“We went out together with the wives away from matchdays and we just had that bond, which is just as strong today.
“Six or seven of the lads were from Lancashire and we always used to travel over together – and the Yorkshire v Lancashire five-a-sides in training were always cracking matches!
“The fact we had so many characters in the team is what made it so special, and that bond between us has never broken and it never will. It was a great side to play in and a great club to play for.”
Robins, who finished Town’s top scorer in 1978-79 with 16 goals in 39 appearances after signing for £20,000 from Bury in the September, flourished alongside two other very popular strikers in blue and white stripes – Peter Fletcher and Steve Kindon.
“Fletch could hold the ball up really well and, with being such a tall bloke, got some really good flick-ons for me to latch onto,” explained Robins, who had played 220 times for Oldham Athletic and 49 for Bury before he arrived at Leeds Road.
“We gelled really well and it was a shame when he got injured and had to retire, but Kindo came in and was just like a beast!
“He chased everything – he’d probably have chased his mum out of the stands! – and he did a great job for the team; a real character.”
Buxton, who made a brilliant and determined effort to put Town on a much more professional footing, went on to guide the club to a second promotion in 1982-83 and Robins, who had retired by then, enjoyed working under him.
“Mick was a brilliant gaffer, one of the best,” said Robins, without hesitation.
“When he had a point to make he made it, and you listened.
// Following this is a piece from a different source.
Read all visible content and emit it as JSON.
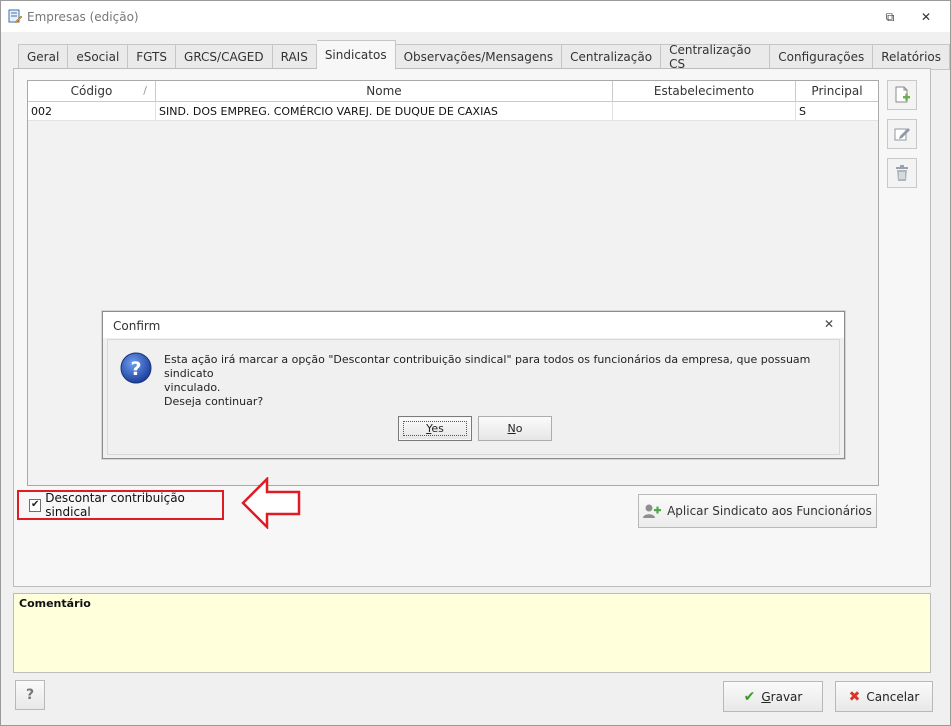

With some bosses they went on so much you would often switch off, but not with Mick.
“He was full-on, a great manager and he had a really good team together, both on the pitch and behind the scenes.
“It was like a family, and we had a family bond.”
So what of The 101 Club, the labour of love by Town fan and journalist Rob Stewart which documents that memorable season of 1979-80?
“It’s an honour, really, for someone to be inspired to write about that era and that team,” added Robins.
“Lots of Town fans will still remember the team very fondly and we were a part of changing the club’s history after that dramatic slump in the 1970s.
“People clearly enjoyed watching us play and I feel we played our part in getting Huddersfield Town where they are today.”
Ian Robins has re-lived his Town glory days in a new book, The 101 Club, published by Great Northern Books.